As a side note, specifying quattro all-wheel drive eats into boot space, by around 35 litres on the Saloon/Cabriolet and 40 litres on the hatch/Sportback. The RS3 and e-tron models have the smallest ‘regular’ boots of all, losing 100 litres over other Sportbacks – the RS3 due to the sporty chassis and exhaust back box, and the e-tron thanks to its lithium-ion battery pack. Both cars record 280 litres with the seats up and 1,120 litres when the seats are down.
Reliability and Safety
The A3 is an impressively safe car, having scored the maximum five stars in Euro NCAP’s crash tests. Of particular note is its result of 95 per cent in the adult occupant protection category.
Audi has stocked the A3 with impressive levels of big-car safety kit, too. These include optional radar-controlled cruise control that maintains a set distance to the car in front, lane-keep assist, hill-hold assist and a pre-sense system to prepare the car in the event of an accident. Another optional safety feature is a self-park system that will help you get into a tight parking space.
The A3 also put in an impressive performance in the Auto Express Driver Power 2015 survey, coming 27th out of 200 cars.
Audi’s standard warranty is three years and 60,000 miles, which is unlimited mileage for years one and two, with the 60,000-mile cap coming into effect in the third year. For either £245 or £545, that can be extended to four years and 75,000 miles (years three and four mileage limited) or five years and 90,000 miles (years three to five are mileage limited).
The battery on the e-tron model is covered by a separate, eight-year/100,000-mile warranty, but Audi says that a reduction in battery power capacity of between 10 and 30 per cent in the warranty period is normal degradation and thus not a claimable item.
The service schedule ranges from 9,000 miles for minor checks to 19,000 miles for a full service. Audi offers a range of fixed-price deals, including Audi Complete, so maintenance shouldn’t prove too costly.
Whether your car qualifies for a fixed or flexible schedule of servicing depends on your annual mileage, with Audi stating that any car that covers more than 10,000 miles per year should have flexible maintenance patterns.

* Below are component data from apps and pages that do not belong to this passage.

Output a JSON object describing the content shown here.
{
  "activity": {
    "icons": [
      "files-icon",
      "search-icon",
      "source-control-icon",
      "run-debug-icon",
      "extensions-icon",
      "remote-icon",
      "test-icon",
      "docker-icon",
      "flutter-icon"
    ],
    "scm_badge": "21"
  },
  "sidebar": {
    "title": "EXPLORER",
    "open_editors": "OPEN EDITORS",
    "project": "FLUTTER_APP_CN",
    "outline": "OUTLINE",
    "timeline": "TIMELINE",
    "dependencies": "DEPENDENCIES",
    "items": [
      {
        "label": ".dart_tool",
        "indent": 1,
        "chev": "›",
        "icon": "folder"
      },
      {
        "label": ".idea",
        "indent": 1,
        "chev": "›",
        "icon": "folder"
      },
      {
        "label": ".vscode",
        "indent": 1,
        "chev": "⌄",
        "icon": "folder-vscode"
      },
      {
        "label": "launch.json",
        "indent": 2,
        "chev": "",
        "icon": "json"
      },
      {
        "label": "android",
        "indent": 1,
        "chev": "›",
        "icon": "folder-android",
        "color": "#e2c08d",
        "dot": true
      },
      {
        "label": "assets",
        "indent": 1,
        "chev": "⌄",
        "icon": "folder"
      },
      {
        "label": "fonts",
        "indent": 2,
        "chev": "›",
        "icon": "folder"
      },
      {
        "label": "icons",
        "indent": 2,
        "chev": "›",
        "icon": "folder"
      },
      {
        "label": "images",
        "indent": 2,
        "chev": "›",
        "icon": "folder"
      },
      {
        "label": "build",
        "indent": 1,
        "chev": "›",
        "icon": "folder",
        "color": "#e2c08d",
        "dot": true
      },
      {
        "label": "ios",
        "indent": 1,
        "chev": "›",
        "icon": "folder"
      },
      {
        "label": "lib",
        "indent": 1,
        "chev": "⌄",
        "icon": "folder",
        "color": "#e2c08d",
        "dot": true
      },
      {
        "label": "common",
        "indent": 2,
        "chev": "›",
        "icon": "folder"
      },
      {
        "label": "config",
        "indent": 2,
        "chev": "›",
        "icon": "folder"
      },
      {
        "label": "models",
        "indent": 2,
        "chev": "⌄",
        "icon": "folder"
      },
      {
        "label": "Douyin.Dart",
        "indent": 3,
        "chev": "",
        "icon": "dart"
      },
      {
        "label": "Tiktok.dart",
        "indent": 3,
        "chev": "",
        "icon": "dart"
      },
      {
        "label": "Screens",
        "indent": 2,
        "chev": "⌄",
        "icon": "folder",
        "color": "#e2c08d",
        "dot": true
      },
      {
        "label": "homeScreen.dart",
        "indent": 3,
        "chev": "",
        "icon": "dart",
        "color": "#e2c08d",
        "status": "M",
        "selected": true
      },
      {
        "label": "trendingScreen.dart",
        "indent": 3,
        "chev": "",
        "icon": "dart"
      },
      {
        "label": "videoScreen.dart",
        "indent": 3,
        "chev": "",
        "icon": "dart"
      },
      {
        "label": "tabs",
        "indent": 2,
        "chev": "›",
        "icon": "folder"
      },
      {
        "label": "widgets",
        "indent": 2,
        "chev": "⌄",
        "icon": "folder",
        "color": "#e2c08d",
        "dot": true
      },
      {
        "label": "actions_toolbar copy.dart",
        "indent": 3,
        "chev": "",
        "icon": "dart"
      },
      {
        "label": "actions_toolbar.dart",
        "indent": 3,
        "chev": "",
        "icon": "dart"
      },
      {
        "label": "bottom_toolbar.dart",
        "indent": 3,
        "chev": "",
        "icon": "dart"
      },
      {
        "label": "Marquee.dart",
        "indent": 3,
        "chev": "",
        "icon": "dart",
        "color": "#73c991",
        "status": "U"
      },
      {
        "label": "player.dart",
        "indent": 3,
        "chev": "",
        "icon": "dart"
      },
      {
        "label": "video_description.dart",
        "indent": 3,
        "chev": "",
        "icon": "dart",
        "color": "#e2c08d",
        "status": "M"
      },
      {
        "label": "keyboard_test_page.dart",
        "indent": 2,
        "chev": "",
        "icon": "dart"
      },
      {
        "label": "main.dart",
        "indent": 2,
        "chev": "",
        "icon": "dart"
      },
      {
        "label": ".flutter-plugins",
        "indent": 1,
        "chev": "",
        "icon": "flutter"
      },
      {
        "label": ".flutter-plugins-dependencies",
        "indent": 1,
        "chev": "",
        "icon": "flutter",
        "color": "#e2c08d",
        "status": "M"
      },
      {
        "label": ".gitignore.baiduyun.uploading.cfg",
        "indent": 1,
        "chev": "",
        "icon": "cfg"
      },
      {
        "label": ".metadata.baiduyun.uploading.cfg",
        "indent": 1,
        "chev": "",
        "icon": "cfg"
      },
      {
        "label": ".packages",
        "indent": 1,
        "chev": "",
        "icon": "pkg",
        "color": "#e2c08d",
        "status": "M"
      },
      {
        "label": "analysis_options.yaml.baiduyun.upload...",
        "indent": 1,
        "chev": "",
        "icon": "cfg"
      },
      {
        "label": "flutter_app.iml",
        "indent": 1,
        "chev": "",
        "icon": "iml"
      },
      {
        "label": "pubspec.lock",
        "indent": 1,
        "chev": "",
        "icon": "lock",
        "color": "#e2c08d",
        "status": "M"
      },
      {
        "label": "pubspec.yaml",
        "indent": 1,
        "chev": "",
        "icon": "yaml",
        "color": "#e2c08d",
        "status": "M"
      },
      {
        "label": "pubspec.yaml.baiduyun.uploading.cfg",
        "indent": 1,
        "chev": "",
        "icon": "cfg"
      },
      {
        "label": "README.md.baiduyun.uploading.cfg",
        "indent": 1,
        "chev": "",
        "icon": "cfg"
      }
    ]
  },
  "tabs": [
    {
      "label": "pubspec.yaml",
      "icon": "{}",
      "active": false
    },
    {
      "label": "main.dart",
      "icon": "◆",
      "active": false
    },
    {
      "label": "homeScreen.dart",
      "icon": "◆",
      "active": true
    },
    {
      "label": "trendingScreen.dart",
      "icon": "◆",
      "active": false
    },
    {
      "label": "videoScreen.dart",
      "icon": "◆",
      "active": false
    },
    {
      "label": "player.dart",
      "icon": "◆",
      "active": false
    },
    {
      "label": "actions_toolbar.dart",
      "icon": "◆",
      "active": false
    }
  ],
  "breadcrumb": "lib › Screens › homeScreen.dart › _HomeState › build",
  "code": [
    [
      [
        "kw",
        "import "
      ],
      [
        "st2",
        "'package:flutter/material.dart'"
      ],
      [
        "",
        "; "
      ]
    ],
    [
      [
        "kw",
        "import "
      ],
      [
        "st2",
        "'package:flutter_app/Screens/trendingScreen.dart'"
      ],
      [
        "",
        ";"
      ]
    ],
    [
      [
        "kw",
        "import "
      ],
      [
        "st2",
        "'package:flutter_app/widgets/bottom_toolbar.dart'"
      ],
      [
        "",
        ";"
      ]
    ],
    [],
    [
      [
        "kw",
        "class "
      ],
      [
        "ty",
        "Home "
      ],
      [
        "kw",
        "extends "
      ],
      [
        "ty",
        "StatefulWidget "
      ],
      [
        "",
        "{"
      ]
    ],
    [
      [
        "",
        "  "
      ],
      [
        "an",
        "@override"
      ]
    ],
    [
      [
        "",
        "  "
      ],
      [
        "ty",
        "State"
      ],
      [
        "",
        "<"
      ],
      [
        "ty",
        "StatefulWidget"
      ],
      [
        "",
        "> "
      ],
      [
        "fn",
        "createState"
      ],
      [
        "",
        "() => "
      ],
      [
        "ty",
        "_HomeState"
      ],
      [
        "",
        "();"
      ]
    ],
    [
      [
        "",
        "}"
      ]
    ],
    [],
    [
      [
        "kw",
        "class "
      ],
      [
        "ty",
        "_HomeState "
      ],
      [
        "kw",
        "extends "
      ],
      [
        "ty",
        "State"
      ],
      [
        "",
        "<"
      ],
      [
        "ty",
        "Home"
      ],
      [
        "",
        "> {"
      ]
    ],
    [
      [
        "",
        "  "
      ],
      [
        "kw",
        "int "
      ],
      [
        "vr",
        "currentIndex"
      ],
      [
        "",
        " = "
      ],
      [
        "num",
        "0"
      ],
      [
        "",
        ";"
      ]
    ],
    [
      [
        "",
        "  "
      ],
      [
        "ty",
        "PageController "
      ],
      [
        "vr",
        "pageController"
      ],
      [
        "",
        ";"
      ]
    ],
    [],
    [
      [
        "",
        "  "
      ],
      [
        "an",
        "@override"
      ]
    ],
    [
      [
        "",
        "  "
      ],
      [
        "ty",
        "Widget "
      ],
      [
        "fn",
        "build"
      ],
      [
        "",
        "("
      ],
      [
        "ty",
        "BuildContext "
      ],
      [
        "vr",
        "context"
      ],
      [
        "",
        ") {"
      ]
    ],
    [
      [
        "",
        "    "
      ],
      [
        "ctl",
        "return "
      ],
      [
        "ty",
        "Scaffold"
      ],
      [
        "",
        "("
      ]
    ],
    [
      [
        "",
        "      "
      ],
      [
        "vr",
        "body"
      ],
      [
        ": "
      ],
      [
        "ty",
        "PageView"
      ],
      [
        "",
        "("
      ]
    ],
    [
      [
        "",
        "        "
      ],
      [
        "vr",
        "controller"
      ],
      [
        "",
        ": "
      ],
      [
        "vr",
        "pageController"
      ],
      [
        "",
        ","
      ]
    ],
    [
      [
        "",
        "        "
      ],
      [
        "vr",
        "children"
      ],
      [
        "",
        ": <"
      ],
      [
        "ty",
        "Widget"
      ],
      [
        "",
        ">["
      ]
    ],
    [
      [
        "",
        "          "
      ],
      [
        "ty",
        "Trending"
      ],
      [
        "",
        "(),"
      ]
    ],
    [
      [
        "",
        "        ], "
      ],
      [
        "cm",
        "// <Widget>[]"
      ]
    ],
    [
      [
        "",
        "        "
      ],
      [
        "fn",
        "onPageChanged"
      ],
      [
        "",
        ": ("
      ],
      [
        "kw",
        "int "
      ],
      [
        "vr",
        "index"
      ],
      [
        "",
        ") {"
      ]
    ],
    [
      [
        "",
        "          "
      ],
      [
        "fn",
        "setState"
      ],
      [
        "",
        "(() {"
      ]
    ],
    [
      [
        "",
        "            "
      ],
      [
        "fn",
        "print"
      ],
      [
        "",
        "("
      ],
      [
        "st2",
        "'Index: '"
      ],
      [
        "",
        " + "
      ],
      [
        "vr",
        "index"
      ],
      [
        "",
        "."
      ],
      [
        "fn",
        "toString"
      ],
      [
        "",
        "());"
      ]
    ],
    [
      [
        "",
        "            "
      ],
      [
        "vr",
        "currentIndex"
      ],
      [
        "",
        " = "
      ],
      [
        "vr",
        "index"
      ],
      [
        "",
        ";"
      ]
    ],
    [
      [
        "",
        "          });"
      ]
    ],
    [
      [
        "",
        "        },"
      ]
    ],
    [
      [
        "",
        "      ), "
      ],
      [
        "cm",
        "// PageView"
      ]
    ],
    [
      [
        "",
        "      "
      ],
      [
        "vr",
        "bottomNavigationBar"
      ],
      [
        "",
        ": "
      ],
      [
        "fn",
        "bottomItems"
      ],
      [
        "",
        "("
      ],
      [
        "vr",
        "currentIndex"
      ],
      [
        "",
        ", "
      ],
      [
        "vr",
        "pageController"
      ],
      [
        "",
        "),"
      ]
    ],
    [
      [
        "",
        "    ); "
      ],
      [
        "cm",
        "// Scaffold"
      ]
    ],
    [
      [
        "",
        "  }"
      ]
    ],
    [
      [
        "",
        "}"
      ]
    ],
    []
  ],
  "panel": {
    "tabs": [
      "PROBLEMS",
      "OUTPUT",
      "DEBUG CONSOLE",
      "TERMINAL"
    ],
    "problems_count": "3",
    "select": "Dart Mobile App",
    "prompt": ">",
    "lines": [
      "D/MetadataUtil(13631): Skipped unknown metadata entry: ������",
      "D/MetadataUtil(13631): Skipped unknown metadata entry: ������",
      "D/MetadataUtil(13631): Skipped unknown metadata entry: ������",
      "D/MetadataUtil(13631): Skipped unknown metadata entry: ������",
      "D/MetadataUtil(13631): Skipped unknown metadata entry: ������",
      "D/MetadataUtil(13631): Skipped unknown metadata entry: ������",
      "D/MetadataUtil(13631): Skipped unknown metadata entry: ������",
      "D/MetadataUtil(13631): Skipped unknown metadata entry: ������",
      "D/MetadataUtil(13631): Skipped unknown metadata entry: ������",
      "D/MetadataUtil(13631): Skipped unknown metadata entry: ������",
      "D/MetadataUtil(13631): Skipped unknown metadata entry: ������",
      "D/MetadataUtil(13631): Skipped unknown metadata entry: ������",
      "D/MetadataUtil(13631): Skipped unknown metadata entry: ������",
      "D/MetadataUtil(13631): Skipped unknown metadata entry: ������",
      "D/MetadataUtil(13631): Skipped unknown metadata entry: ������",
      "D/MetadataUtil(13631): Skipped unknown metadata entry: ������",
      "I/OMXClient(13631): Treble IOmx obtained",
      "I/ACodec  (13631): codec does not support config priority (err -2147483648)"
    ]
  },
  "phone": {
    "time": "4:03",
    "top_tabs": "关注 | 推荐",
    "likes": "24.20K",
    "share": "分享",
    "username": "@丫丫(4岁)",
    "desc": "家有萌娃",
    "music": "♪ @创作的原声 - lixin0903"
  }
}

Bear in mind that the A3 e-tron plug-in hybrid can only be sold from and maintained by a network of just 34 Audi specialist centres in the country, so it is not available from every dealership.